225 views

Why is “n----r” considered extremely offensive while “n---a” is not that much?

Specially considering that they are pronounced similar if not the same. I know "nigga" is also considered offensive by a lot of people but I think on general terms, you're likely to offend more ...
1
vote
1answer
191 views

' I do think it will be a shame on your part ' - is it an accusation? [closed]

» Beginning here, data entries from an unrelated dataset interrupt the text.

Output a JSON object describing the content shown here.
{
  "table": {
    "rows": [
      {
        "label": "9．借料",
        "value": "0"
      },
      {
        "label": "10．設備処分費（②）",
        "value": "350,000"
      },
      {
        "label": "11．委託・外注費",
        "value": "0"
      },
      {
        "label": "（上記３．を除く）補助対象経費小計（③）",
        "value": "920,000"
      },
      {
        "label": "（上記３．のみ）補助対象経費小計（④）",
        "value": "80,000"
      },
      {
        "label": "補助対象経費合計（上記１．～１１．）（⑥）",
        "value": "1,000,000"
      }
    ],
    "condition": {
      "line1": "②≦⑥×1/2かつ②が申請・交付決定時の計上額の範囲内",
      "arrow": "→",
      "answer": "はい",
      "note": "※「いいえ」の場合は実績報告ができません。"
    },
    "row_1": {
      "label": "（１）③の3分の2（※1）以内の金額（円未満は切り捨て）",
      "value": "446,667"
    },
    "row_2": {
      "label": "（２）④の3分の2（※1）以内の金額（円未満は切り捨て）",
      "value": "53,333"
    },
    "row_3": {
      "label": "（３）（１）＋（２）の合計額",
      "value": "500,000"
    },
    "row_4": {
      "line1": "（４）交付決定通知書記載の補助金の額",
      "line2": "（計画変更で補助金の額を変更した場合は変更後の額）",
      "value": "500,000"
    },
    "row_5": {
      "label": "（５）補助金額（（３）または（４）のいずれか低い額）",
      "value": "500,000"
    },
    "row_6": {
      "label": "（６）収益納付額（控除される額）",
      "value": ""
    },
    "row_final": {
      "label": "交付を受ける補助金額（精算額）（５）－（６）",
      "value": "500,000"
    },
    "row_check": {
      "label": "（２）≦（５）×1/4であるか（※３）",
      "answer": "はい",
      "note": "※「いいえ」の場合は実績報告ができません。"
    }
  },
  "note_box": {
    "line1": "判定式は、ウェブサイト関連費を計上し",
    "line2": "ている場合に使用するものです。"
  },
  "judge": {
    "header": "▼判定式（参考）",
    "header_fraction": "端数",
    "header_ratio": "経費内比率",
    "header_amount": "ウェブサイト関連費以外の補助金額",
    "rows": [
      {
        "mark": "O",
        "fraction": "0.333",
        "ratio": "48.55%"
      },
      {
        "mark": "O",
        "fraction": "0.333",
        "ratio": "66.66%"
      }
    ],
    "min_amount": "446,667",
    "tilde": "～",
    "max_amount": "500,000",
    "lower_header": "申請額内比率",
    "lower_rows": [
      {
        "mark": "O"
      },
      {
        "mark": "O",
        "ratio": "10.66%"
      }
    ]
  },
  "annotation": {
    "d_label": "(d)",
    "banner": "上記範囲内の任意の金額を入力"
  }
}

I was just having an 'email fight' with someone, since when I asked him to modify the terms of a call, he responded to me: ' I do think it will be a shame on your part as by not...', which I ...